I’m sure there are other opportunities for me to realize this, but I’m too self-absorbed to notice them.
A couple weeks ago, I headed to northern Cincinnati for a worship arts luncheon. On my way back I took the exit for the big Ikea, one of Cindy’s favorite stores—and also one of my least favorite. No, I didn’t stop by Ikea to pick up curtains or a rug. My destination was a restaurant nearby.
We love Aladdin’s Eatery in Toledo and terribly miss Mediterranean food. Just as it’s impossible to find good tortillas around here, so it is with tasty pita bread and hummus. So I stopped in to pick up some.
As I reached for the door, I noticed coming out a couple ladies and a boy around five. I held the door for them, since I can be a gentleman at times. As soon as the boy exited he proceeded to kick me in the shin for no apparent reason.
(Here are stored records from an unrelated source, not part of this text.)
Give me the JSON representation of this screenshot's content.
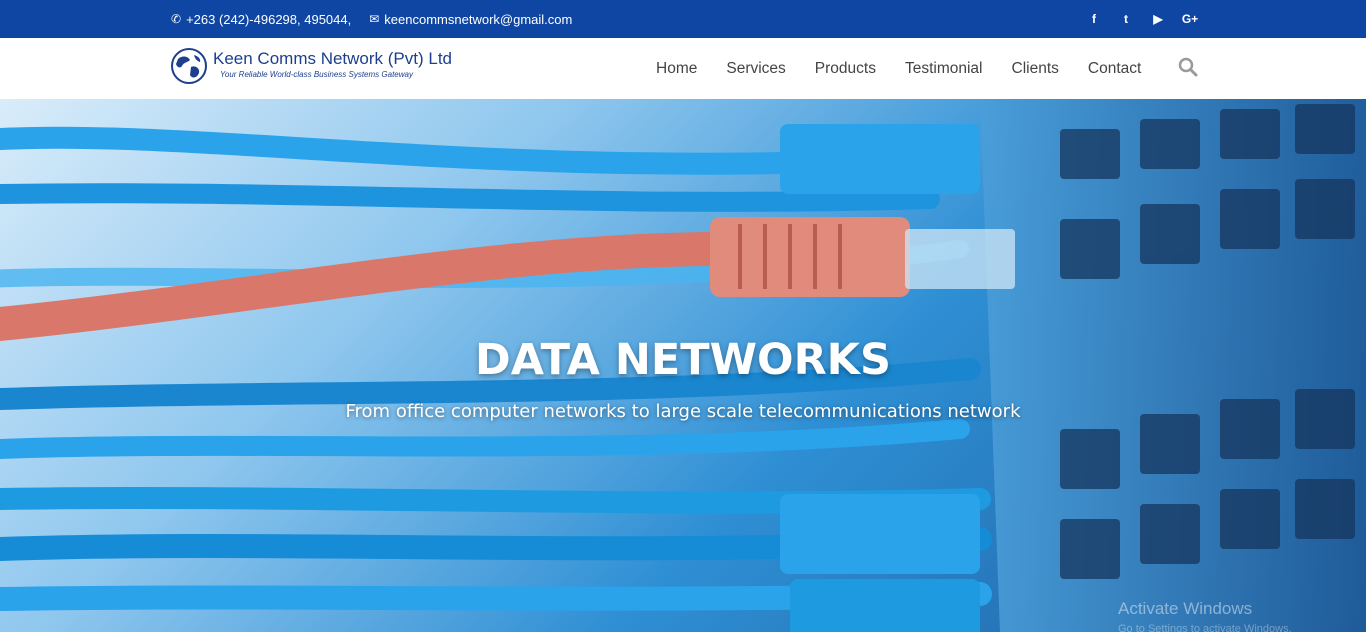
{
  "topbar": {
    "phone_icon": "phone-icon",
    "phone": "+263 (242)-496298, 495044,",
    "email_icon": "envelope-icon",
    "email": "keencommsnetwork@gmail.com",
    "social": [
      {
        "icon": "facebook-icon",
        "glyph": "f"
      },
      {
        "icon": "twitter-icon",
        "glyph": "t"
      },
      {
        "icon": "youtube-icon",
        "glyph": "▶"
      },
      {
        "icon": "google-plus-icon",
        "glyph": "G+"
      }
    ],
    "background": "#0f46a3"
  },
  "navbar": {
    "brand": "Keen Comms Network (Pvt) Ltd",
    "tagline": "Your Reliable World-class Business Systems Gateway",
    "menu": [
      "Home",
      "Services",
      "Products",
      "Testimonial",
      "Clients",
      "Contact"
    ],
    "search_icon": "search-icon"
  },
  "hero": {
    "title": "DATA NETWORKS",
    "subtitle": "From office computer networks to large scale telecommunications network",
    "accent_cable": "#d9786a",
    "cable_blue": "#1e9be0"
  },
  "watermark": {
    "line1": "Activate Windows",
    "line2": "Go to Settings to activate Windows."
  }
}
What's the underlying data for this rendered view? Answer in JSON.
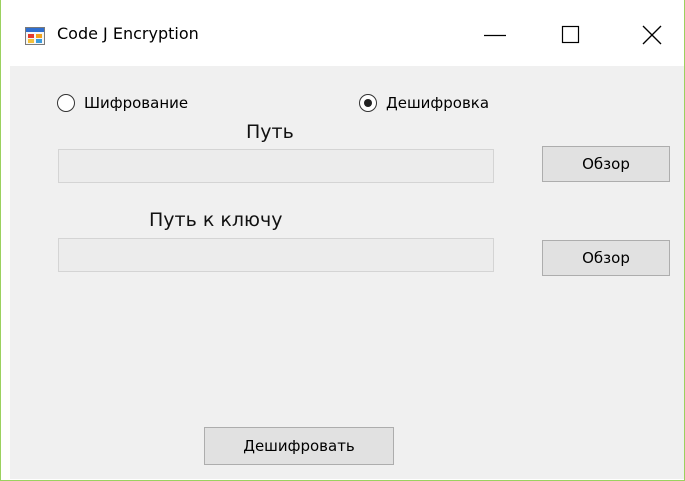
{
  "window": {
    "title": "Code J Encryption",
    "icon": "app-form-icon",
    "controls": [
      "minimize-icon",
      "maximize-icon",
      "close-icon"
    ]
  },
  "mode": {
    "options": [
      {
        "label": "Шифрование",
        "selected": false
      },
      {
        "label": "Дешифровка",
        "selected": true
      }
    ]
  },
  "path": {
    "label": "Путь",
    "value": "",
    "browse_label": "Обзор"
  },
  "key_path": {
    "label": "Путь к ключу",
    "value": "",
    "browse_label": "Обзор"
  },
  "action": {
    "label": "Дешифровать"
  },
  "colors": {
    "window_border": "#9bd15f",
    "client_background": "#f0f0f0",
    "button_background": "#e1e1e1"
  }
}
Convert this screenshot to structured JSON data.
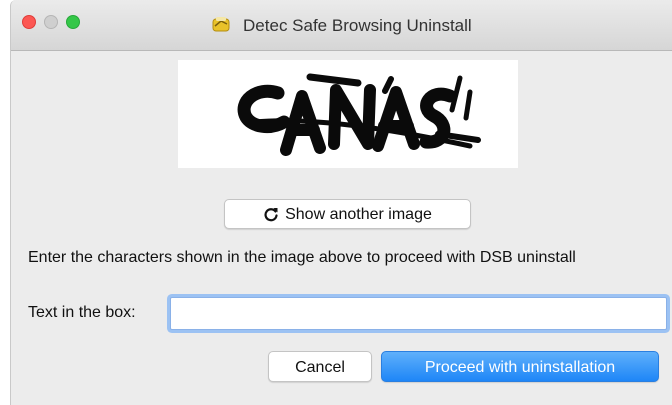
{
  "window": {
    "title": "Detec Safe Browsing Uninstall"
  },
  "captcha": {
    "text": "CANAS"
  },
  "buttons": {
    "refresh_label": "Show another image",
    "cancel_label": "Cancel",
    "proceed_label": "Proceed with uninstallation"
  },
  "form": {
    "instruction": "Enter the characters shown in the image above to proceed with DSB uninstall",
    "field_label": "Text in the box:",
    "field_value": ""
  },
  "colors": {
    "primary_button": "#1e86f7",
    "close_light": "#fc5753",
    "maximize_light": "#34c748",
    "focus_ring": "#9cc2f3"
  },
  "icons": {
    "title": "app-icon",
    "refresh": "refresh-icon"
  }
}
I was appalled. Aghast that my chivalrous deed would be returned so thanklessly, so violently.
Immediately the younger of the two women apologized, the one I assumed to be his mother. Nonetheless, my face apparently continued to register shock, and, in fact, likely regressed to disgust. She felt it necessary to explain.
“I’m really sorry, sir. He’s autistic.”
I was mortified. Perhaps more than she.
How tragic that this woman must enlighten complete strangers regarding her son’s condition.
At once I felt like Chris Farley in the SNL sketch: “How can I be so stupid. Stupid. Stupid. Stupid!”
Why did I delay in offering forgiveness for something I would discover was clearly out of her control?
I wish I could find her and tell her I’m sorry for how I behaved. How I wish she didn’t have to apologize for her son. That I wished he were well. That I pray for Christ to return and eradicate all disease. That until then I hope to be formed into his image. But I looked like nothing like Jesus in our brief encounter.
The hummus didn’t taste quite as good that day.